Mackenzie: It was never intended to be.
iW: We get the idea from the way it's shot, all the visual cues, and because it's first person, that it's a writerly enterprise. You're not going to have picket lines in front of the theatre, don't worry. But questions will arise with some viewers. Cathy is definitely being trashed. First of all she's pushed into the canal. Whether it's accidental or...
Mackenzie: She's not pushed. She falls.
iW: He accidentally knocks her into the canal, in the course of an... [argument]
Mackenzie: He doesn't touch her. She grabs hold of him and he turns round and she slips.
iW: Doesn't he feel responsible for the accident?
Mackenzie: Without question. From the beginning the whole film is inflected with that.

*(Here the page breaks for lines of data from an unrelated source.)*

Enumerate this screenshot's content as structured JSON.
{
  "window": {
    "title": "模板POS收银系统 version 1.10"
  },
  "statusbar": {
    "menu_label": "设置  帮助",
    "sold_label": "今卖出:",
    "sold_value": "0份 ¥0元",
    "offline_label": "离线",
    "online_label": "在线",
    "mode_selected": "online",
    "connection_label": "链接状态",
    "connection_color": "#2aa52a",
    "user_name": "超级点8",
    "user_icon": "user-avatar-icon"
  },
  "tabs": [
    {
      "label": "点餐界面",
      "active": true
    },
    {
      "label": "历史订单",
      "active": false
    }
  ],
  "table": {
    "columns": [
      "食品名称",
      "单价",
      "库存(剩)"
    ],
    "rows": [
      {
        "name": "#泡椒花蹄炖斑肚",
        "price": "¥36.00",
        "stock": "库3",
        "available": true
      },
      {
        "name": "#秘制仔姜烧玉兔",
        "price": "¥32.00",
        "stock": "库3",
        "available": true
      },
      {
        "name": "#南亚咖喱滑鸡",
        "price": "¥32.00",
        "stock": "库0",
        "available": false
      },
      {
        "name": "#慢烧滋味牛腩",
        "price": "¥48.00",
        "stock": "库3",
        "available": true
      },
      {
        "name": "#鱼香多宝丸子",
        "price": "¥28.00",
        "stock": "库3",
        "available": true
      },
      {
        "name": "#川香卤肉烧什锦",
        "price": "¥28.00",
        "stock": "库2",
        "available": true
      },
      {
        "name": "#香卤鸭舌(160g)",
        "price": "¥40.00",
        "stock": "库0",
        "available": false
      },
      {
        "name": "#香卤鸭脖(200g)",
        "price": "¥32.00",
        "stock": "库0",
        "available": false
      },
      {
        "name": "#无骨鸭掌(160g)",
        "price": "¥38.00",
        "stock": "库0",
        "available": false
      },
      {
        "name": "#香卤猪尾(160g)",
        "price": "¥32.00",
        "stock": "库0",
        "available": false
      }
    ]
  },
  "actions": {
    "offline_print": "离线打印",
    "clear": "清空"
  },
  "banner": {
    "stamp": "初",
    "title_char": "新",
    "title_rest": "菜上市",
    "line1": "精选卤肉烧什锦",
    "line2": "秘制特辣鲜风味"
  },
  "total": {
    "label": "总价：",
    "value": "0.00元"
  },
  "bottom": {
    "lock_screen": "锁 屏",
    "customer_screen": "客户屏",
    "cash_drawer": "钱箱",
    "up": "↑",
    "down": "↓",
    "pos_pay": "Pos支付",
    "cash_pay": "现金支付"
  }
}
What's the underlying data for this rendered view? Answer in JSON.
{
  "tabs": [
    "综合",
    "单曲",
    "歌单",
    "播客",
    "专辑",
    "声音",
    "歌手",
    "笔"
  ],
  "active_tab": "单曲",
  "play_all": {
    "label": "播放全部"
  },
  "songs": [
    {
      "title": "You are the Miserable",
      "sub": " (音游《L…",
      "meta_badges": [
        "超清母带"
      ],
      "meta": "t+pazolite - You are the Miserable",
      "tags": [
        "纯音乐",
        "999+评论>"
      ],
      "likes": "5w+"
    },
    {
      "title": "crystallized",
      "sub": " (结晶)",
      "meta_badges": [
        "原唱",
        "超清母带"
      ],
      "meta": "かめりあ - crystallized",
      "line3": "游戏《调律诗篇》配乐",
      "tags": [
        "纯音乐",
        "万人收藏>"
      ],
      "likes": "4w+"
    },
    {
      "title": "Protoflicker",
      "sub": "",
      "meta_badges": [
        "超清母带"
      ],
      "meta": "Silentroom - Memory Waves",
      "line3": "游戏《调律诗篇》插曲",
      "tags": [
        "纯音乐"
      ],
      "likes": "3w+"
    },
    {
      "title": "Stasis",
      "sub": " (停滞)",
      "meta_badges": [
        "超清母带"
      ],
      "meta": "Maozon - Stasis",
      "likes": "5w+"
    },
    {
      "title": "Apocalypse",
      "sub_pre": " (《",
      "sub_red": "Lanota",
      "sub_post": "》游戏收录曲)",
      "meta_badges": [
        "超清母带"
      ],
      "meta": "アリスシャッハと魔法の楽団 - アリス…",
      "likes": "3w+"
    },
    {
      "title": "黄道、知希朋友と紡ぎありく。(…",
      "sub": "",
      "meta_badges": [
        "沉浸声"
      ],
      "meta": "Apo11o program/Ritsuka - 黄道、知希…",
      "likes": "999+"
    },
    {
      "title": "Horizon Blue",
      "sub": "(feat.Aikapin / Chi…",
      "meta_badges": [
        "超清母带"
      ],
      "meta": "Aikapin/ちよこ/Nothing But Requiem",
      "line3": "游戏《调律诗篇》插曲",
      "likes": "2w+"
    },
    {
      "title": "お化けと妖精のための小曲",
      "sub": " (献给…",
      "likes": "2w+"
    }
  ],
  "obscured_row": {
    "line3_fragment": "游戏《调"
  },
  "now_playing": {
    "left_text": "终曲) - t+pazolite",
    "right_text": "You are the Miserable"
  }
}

He's operating in a grief-stricken mode, grief and guilt... In much the same way that Marlon Brando's character is in "Last Tango in Paris." And I think there's a connection between grief and sexuality... Probably a desire to reproduce. Death and sex. Carine Adler's "Under the Skin" was dealing with a similar thing.
iW: But that was about the loss of a mother. So you see excessive sex as a reaction to...
Mackenzie: Are we talking about excessive sex? A period of three months where a guy meets four different women?
iW: There's a lot of fucking in the film. What's good is some of it is woman-sensitive sex.
Mackenzie: Even though a female character is being abused.
iW: I said, one of them is.
Mackenzie: Sex is part of the story, no question about that. A lonely grief-stricken guilty character reaching out across the void trying to find some comfort.
iW: Wait -- he's a writer, isn't he?
Mackenzie: Which means?
iW: Which means that as a fiction writer you generate experiences that will nourish your psyche.
Mackenzie: One of the things that drew me to the novella was the poetic dry sensuality with which he regards the world around him. He was a writer with no inspiration and as soon as he threw the typewriter into the canal the real story started happening... By the end of the film he has a story.